By: Sean Hudson, Sr. Consultant FAS
In the realm of education, effective communication with students is paramount to ensure seamless administrative processes and foster student success. Recognizing the diverse preferences of different generations when it comes to communication methods is key to optimizing these efforts. This blog entry delves into the significance of understanding generational communication preferences and explores the evolving landscape of student communication in the face of the COVID-19 pandemic.
Why does it matter?
As Financial Aid Directors, timely and efficient communication with students is vital to expedite processes such as file completion, verification, and aid disbursement. By effectively conveying the need for additional information or action, we can ensure that students are aware of their responsibilities and the importance of their responses. Timely file completion enables quicker aid disbursal, which in turn helps students manage expenses like purchasing books or paying bills. Thus, aligning our communication strategies with students’ preferred methods becomes imperative for successful outcomes.
Consistent Messaging for Effective Communication:
Maintaining consistent messaging across various communication channels is crucial, regardless of the method employed to connect with students. By standardizing the look, language, and subject lines of emails and letters, we can create a cohesive communication experience. At my previous institution, I introduced automated emails and letters with uniform headings and subject lines, which were sent at regular intervals for six weeks. If no response was received, a paper letter was automatically dispatched, with two letters sent within a month if necessary. Furthermore, advisors were alerted via email about students requiring follow-up calls. This multi-modal and automated process significantly improved our response rate and expedited file completion.
The chart below is from the journal article “Bridging the Gap: How the Generations Communicate” by Hannah Downs in the Concordia Journal of Communication Research 2019 Volume 6, Article 6.

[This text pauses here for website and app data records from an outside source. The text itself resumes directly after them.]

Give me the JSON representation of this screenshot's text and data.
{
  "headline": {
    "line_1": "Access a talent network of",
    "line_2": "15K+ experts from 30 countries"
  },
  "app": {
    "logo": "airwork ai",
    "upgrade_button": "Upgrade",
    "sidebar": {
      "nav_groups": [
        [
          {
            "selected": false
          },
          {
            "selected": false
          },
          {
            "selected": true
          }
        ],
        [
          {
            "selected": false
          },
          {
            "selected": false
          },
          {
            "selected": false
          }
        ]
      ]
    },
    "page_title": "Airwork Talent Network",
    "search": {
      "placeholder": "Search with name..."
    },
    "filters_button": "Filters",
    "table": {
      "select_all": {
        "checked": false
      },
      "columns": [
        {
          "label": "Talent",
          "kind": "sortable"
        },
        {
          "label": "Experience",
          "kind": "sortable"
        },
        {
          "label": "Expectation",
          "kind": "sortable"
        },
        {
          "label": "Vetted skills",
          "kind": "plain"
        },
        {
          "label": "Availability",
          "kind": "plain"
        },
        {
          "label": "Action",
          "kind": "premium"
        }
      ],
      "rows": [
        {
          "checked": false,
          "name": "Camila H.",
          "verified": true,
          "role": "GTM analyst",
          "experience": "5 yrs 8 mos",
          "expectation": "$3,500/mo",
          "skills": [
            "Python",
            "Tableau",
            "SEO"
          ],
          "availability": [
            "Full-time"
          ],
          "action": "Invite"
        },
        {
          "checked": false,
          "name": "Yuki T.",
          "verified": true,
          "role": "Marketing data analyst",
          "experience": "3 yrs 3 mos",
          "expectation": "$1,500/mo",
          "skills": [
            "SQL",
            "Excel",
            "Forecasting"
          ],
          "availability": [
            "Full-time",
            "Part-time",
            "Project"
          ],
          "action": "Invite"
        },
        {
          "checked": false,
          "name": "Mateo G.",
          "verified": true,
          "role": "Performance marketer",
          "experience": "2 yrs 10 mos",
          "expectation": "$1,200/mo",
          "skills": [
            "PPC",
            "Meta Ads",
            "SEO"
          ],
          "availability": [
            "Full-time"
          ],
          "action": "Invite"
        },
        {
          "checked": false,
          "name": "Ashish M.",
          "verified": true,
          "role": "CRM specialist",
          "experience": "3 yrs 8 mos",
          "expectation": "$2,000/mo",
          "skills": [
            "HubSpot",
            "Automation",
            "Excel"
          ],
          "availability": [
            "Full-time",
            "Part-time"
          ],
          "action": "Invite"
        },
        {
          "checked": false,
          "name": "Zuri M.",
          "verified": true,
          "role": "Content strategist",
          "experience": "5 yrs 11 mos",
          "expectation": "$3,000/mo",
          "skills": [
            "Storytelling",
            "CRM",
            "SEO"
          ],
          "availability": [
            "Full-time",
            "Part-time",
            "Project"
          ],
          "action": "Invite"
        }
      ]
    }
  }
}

Approximate Years for the Generations Baby Boomers 1946 – 1964 Generation X 1965 – 1980 Millennials 1981 – 1996 Does your preferred method of communication fit your generation? Do you agree with the data for the different generations? Do you see this at your institutions?
Embracing Technology and the COVID Impact:
The COVID-19 pandemic compelled us to explore alternative modes of communication and adapt our work practices. While webinars were familiar, platforms like Zoom and Teams Meetings opened up new avenues for virtual interactions. Remote desktop access allowed me to work seamlessly from home, and tools like Google Voice enabled me to call and text students through my computer, safeguarding their privacy. The rapid pace of technological advancements during this time was remarkable.
Contrary to initial concerns about reduced customer service, our transition to remote meetings proved highly successful. Most of our students were working full-time and juggling familial responsibilities, making it challenging for them to visit our office in person. The introduction of Zoom meetings proved to be a game-changer, offering face-to-face interactions without the hassle of commuting and parking. Even as we returned to campus, we continued offering remote meeting options while adjusting our office hours. This flexibility empowered my staff to conduct Zoom meetings with students from any location. The COVID crisis inadvertently fostered the development of new technologies for communication and collaboration.
With the rapid evolution of communication technology, one wonders what the future holds. Will traditional methods like email and text messaging be replaced by newer, more innovative approaches? It is an intriguing question that only time can answer. As the digital landscape continues to shape the way we connect and communicate, it is essential for institutions to stay abreast of emerging trends and adapt their strategies accordingly.
Financial Aid Services (FAS) has been a trusted partner in higher education for over 30 years. Headquartered in Atlanta, Georgia, FAS offers a comprehensive range of consulting, staffing, processing, and assessment services to empower institutions in enhancing their financial operations, optimizing enrollment, and improving the student experience. With a highly experienced team averaging 28 years of expertise and a collective 1,600 years of higher education experience, FAS has successfully served over 1,800 institutions nationwide. By combining industry-leading knowledge with a focus on superior client outcomes, FAS delivers lasting results to clients and the students they serve.